The city council has confirmed it has at last signed a contract with the car park’s owners which will see it regulate the car park from October 29.
It means all regulations currently enforced at council-run car parks across the city will be applied in Cosham – and the clampers will no longer be in operation.
Cllr Jason Fazackarley, from the city council, said an authority-controlled car park meant a ‘fairer deal for everyone’.
He said: ‘Finally we’re able to step in and see the back of clampers who’ve been causing misery for people using Cosham car park.
‘Obviously I’m pleased that we’re taking over the contract for enforcement, which means a fairer deal for everyone.
‘But I’m bitterly disappointed it has taken such a struggle to get here. We’ve been ready months ago, and people have suffered extortionate fines because it’s taken so long to get this contract agreed. We’d like to do this much earlier but rules mean there has to be a 28-day notice period for changes to a traffic regulation order.’
The news has been welcomed by traders in Cosham, who hope it will bring more confidence to shoppers.
Tony Broome, who runs Shoefix in High Street and is a member of the Cosham Business Association, said: ‘It’s the news we have been waiting for, for what seems like forever. Hopefully people will have to pay a sensible fee to use it.
‘It must have put a few people off coming to Cosham and hopefully this move will rebuild some of the confidence that has been lost.
‘Confidence will return in time.’
Graham Hales, who runs Locks newsagency in Portsmouth Road, Cosham, added: ‘It doesn’t affect me as much as I am down the other end.
‘But I know a lot of traders have had problems with clampers at the car park, which means shoppers haven’t been coming in.
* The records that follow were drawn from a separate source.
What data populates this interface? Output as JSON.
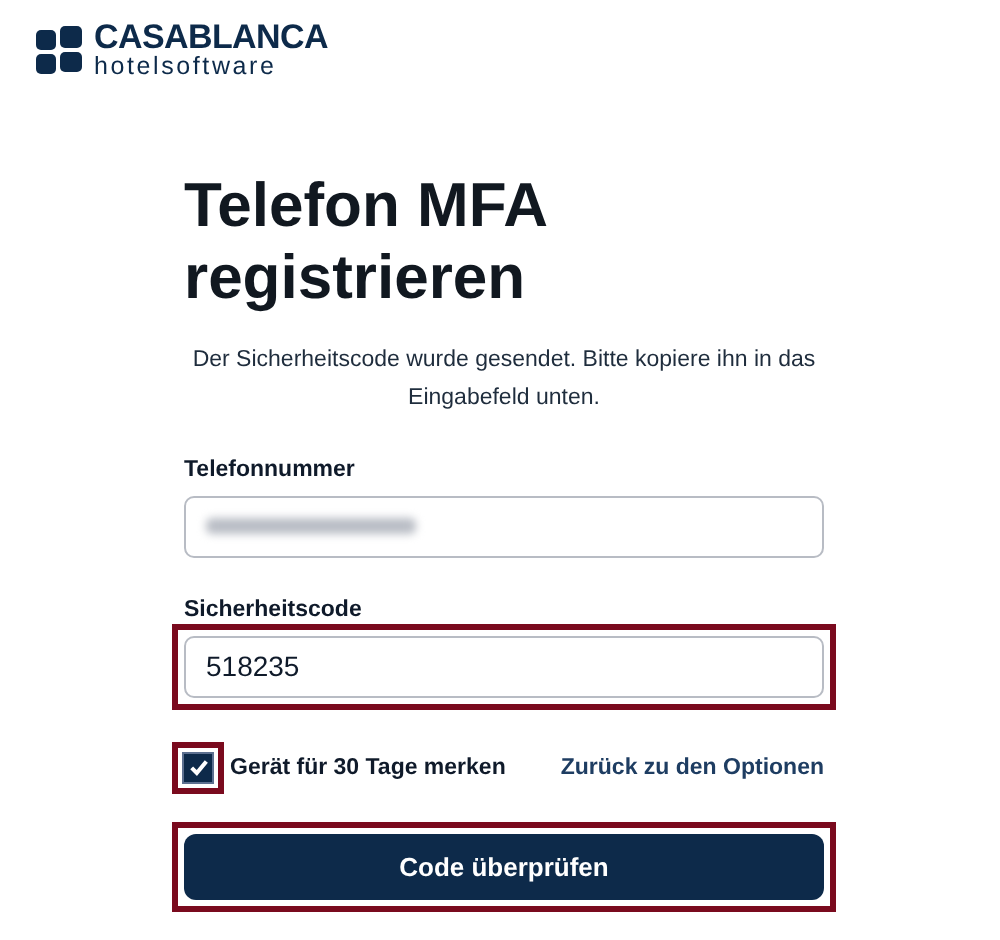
{
  "logo": {
    "brand": "CASABLANCA",
    "tagline": "hotelsoftware"
  },
  "heading": "Telefon MFA registrieren",
  "description": "Der Sicherheitscode wurde gesendet. Bitte kopiere ihn in das Eingabefeld unten.",
  "phone_field": {
    "label": "Telefonnummer",
    "redacted": true,
    "highlighted": false
  },
  "code_field": {
    "label": "Sicherheitscode",
    "value": "518235",
    "highlighted": true
  },
  "remember": {
    "label": "Gerät für 30 Tage merken",
    "checked": true,
    "highlighted": true
  },
  "back_link": "Zurück zu den Optionen",
  "submit": {
    "label": "Code überprüfen",
    "highlighted": true
  }
}
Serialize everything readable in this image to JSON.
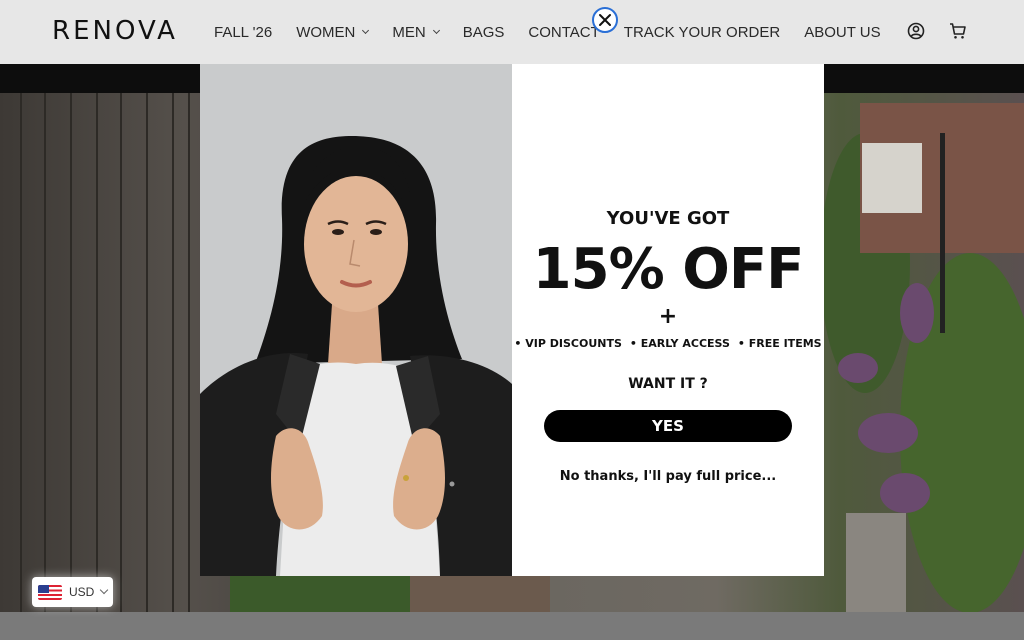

‘Anything that gets people coming through the area and being able to park is a good thing.’